In an exclusive interview Sunday morning on “This Week,” Iranian Foreign Minister Javad Zarif condemned the Holocaust as a “heinous crime” and a “genocide,” saying the appearance of the word “myth” about the Holocaust on the Iranian Supreme Leader’s English website was the result of a poor translation job.
Former Iranian president Mahmoud Ahmadinejad often denied the very existence of the Holocaust, and invited infamous Holocaust deniers to Tehran for an “International Conference to Review the Global Vision of the Holocaust.” Also, a February 2006 speech from by Iranian Supreme Leader Ayatollah Sayyid Ali Khamanei includes the phrase “the myth of the massacre of Jews”.
“The Holocaust is not a myth. Nobody’s talking about a myth,” Zarif told George Stephanopoulos on “This Week” Sunday when asked about the quote. “If it’s there … it’s a bad translation, and it’s translated out of context… This is the problem when you translate something from Persian to English, you may lose something, as the film goes, ‘Lost in Translation,’ you may lose some of the meaning.”
Zarif continued immediately with some good, old Israel bashing, calling it the aggressor in the Middle East.
“We condemn the killing of innocent people, whether it happened in Nazi Germany or whether it’s happening in Palestine,” Zarif said. “[The] Holocaust was a heinous crime, it was a genocide, it must never be allowed to be repeated, but that crime cannot be and should not be a justification to trample the rights of the Palestinian people for 60 years.”
Zarif, who is serving as Iran’s top nuclear negotiator, met Secretary of State John Kerry in New York on Thursday. Both sides said the meeting was constructive, and are planning more talks next month in Geneva.

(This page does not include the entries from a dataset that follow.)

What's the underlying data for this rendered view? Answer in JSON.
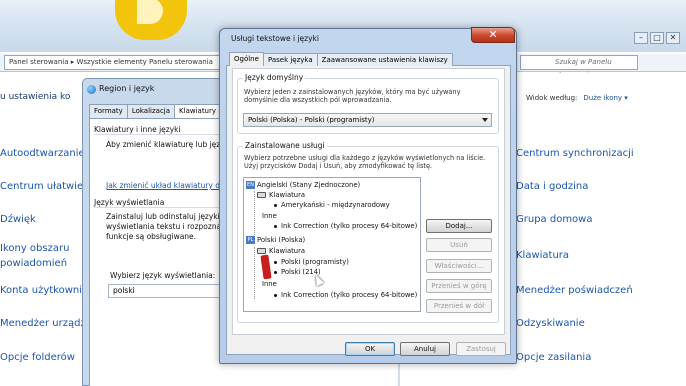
{
  "background_window": {
    "breadcrumb": "Panel sterowania ▸ Wszystkie elementy Panelu sterowania",
    "search_placeholder": "Szukaj w Panelu sterowania",
    "heading": "u ustawienia ko",
    "view_by_label": "Widok według:",
    "view_by_value": "Duże ikony ▾",
    "left_items": [
      {
        "label": "Autoodtwarzanie"
      },
      {
        "label": "Centrum ułatwie"
      },
      {
        "label": "Dźwięk"
      },
      {
        "label": "Ikony obszaru"
      },
      {
        "label": "powiadomień"
      },
      {
        "label": "Konta użytkowni"
      },
      {
        "label": "Menedżer urządz"
      },
      {
        "label": "Opcje folderów"
      }
    ],
    "right_items": [
      {
        "label": "Centrum synchronizacji"
      },
      {
        "label": "Data i godzina"
      },
      {
        "label": "Grupa domowa"
      },
      {
        "label": "Klawiatura"
      },
      {
        "label": "Menedżer poświadczeń"
      },
      {
        "label": "Odzyskiwanie"
      },
      {
        "label": "Opcje zasilania"
      }
    ]
  },
  "region_window": {
    "title": "Region i język",
    "tabs": [
      {
        "label": "Formaty"
      },
      {
        "label": "Lokalizacja"
      },
      {
        "label": "Klawiatury i ję"
      }
    ],
    "keyboards_heading": "Klawiatury i inne języki",
    "keyboards_desc": "Aby zmienić klawiaturę lub języ",
    "change_layout_link": "Jak zmienić układ klawiatury dla",
    "display_lang_heading": "Język wyświetlania",
    "display_lang_desc": [
      "Zainstaluj lub odinstaluj języki,",
      "wyświetlania tekstu i rozpoznaw",
      "funkcje są obsługiwane."
    ],
    "choose_label": "Wybierz język wyświetlania:",
    "choose_value": "polski"
  },
  "dialog": {
    "title": "Usługi tekstowe i języki",
    "close_glyph": "✕",
    "tabs": [
      {
        "label": "Ogólne",
        "selected": true
      },
      {
        "label": "Pasek języka",
        "selected": false
      },
      {
        "label": "Zaawansowane ustawienia klawiszy",
        "selected": false
      }
    ],
    "default_lang": {
      "heading": "Język domyślny",
      "desc": [
        "Wybierz jeden z zainstalowanych języków, który ma być używany",
        "domyślnie dla wszystkich pól wprowadzania."
      ],
      "value": "Polski (Polska) - Polski (programisty)"
    },
    "installed": {
      "heading": "Zainstalowane usługi",
      "desc": [
        "Wybierz potrzebne usługi dla każdego z języków wyświetlonych na liście.",
        "Użyj przycisków Dodaj i Usuń, aby zmodyfikować tę listę."
      ],
      "tree": [
        {
          "text": "Angielski (Stany Zjednoczone)",
          "badge": "EN"
        },
        {
          "text": "Klawiatura"
        },
        {
          "text": "Amerykański - międzynarodowy"
        },
        {
          "text": "Inne"
        },
        {
          "text": "Ink Correction (tylko procesy 64-bitowe)"
        },
        {
          "text": "Polski (Polska)",
          "badge": "PL"
        },
        {
          "text": "Klawiatura"
        },
        {
          "text": "Polski (programisty)"
        },
        {
          "text": "Polski (214)"
        },
        {
          "text": "Inne"
        },
        {
          "text": "Ink Correction (tylko procesy 64-bitowe)"
        }
      ],
      "buttons": {
        "add": "Dodaj...",
        "remove": "Usuń",
        "properties": "Właściwości...",
        "move_up": "Przenieś w górę",
        "move_down": "Przenieś w dół"
      }
    },
    "footer": {
      "ok": "OK",
      "cancel": "Anuluj",
      "apply": "Zastosuj"
    }
  }
}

Zarif said resolution of the nuclear issue “will be a first step, a necessary first step, towards removing the tensions and doubts and misgivings that the two sides have had about each other for the last 30-some years.”
“There has been 34 years of the building up of this mutual distrust,” Zarif told Stephanopoulos. “We need to move in that direction of removing some of that mistrust, true mutual steps that each side needs to take in order to convince the other side that its intentions are positive and for a better future for all of us.”
Zarif told Stephanopoulos that Iran is “prepared to start negotiating” on its nuclear program, while maintaining that the country is not seeking nuclear weapons.
“We know that Iran is not seeking a nuclear weapon,” Zarif said. “Having an Iran that does not have nuclear weapons is not just your goal. It’s first and foremost our goal.”
Except that he also insisted that “our right to enrich is non-negotiable,” regarding Iran’s efforts to enrich uranium for nuclear power purposes. But Zarif said his country would not seek weapons-grade uranium that could be used to build a nuclear weapon.
“We do not need military grade uranium. That is a certainty and we will not move in that direction,” Zarif said.
Zarif called on the U.S. to “dismantle its illegal sanctions against Iran that are targeting ordinary Iranians.”
“There has been a lot of arm twisting… by certain elements within the U.S. government which have tried to put pressure on ordinary Iranian people,” Zarif said. “Sanctions are not a useful tool of implementing policy. And the United States needs to change that.”
In other words, the sanctions have been effective, and Iran is crying Uncle. It doesn’t mean they’ll stop working on a nuclear bomb, and Israeli Prime Minister Netanyahu must continue to make the world body aware of this very real danger. But President Obama, for his part, might still choose to take Yes for an answer.
Zarif hit back at Netanyahu’s criticism of Iran’s diplomatic efforts, which the PM dubbed “a smile attack.”
“A smile attack is much better than a lie attack,” Zarif said. “Mr. Netanyahu and his colleagues have been saying since 1991… that Iran is six months away from a nuclear weapon. And we are how many years, 22 years after that? And they are still saying we are six months away from nuclear weapons.”